The key to escaping the trap is this – think of NNWM as a tool, not a goal. It’s a machine that refines your raw material – your ideas, your style, your passion – into a 50 000 word first-draft manuscript. That MS is a tool you can then put aside for a couple of weeks while you decompress, maybe do some Christmas shopping, and then use to make the second draft. You might rewrite it completely, you might only need judicious editing, you might burn it and get high on the fumes, but the important thing is that you feed the first draft into the hopper and push the assembly line along to the next stop. And the next. And the next.
Getting that first draft together is an achievement, and there is no tool more important in creating a strong book. So don’t waste it; don’t just dump it on the world’s doorstep and run. Use it, wield it, rev it up and pull it apart. Because NNWM should not be something you do; NNWM is something you use. It’s the trap and the escape hatch at the same time. Trip the lock, map the route, start climbing until you get to the top. And then keep going.

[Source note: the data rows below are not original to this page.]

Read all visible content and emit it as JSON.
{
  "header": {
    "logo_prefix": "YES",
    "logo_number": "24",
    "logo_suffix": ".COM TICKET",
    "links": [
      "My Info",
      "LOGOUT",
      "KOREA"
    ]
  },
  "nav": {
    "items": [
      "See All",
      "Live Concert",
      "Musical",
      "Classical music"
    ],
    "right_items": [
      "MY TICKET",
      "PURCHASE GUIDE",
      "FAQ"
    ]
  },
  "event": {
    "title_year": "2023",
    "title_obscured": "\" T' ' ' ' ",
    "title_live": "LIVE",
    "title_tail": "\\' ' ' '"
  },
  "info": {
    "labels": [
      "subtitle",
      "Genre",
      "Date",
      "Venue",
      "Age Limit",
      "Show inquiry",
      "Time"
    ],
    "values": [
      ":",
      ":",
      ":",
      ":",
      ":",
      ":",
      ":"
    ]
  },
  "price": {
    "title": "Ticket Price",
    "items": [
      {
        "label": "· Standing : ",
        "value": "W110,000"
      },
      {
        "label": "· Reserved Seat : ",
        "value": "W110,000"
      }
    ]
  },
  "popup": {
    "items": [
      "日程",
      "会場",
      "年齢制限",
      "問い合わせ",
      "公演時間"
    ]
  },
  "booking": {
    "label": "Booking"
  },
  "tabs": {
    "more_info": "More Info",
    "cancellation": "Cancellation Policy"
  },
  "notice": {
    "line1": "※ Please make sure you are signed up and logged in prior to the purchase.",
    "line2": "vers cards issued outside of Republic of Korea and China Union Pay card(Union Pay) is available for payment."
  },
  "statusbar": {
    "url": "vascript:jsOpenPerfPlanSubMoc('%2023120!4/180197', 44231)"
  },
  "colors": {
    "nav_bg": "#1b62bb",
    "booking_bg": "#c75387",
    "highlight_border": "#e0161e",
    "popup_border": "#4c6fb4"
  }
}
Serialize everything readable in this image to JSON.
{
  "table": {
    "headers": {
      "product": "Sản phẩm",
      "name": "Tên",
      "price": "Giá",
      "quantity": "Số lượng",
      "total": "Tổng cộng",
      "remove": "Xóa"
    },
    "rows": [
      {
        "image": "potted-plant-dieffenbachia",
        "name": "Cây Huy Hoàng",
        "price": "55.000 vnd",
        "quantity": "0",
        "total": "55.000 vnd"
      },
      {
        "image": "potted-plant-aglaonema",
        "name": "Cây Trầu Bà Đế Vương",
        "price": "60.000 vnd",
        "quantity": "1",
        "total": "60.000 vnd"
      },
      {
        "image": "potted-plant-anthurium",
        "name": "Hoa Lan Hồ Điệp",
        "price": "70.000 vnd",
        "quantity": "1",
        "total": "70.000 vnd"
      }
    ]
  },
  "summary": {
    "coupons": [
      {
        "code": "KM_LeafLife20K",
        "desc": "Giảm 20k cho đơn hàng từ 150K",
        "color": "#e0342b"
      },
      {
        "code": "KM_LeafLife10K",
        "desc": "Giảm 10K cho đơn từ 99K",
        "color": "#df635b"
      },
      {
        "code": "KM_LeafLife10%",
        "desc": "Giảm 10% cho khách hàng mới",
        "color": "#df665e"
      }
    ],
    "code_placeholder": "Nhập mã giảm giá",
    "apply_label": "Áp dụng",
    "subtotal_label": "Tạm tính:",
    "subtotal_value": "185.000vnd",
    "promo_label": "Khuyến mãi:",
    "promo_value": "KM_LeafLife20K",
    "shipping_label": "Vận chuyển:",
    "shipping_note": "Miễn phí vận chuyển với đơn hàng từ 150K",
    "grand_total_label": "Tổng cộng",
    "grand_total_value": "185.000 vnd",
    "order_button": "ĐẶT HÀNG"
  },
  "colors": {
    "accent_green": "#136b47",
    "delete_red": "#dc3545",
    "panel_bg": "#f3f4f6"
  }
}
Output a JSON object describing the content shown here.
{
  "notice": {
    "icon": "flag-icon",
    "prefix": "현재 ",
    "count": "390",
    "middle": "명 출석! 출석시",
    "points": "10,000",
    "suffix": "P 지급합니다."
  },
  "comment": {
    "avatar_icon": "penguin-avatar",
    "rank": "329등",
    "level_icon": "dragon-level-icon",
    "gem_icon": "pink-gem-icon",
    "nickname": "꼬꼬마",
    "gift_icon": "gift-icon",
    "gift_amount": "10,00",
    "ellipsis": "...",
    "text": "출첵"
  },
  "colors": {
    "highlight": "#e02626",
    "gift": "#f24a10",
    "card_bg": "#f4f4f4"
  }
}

In closing, let’s reflect on the irony of this post, namely that anyone giving NNWM a halfway decent burl is doing more writing than I am at the moment, thanks to the terrible one-two punch of preparing for a wedding and just being lazy and a bit crap.
So I’m going to put some money where my mouth is and start work on a new novella this month, as a side-project and occasional respite from Arcadia, with an eye towards having a first draft finished around Christmas and the ebook available by January.
It’s called The Obituarist, and I’m going to talk about it some more next weekend. Tune in.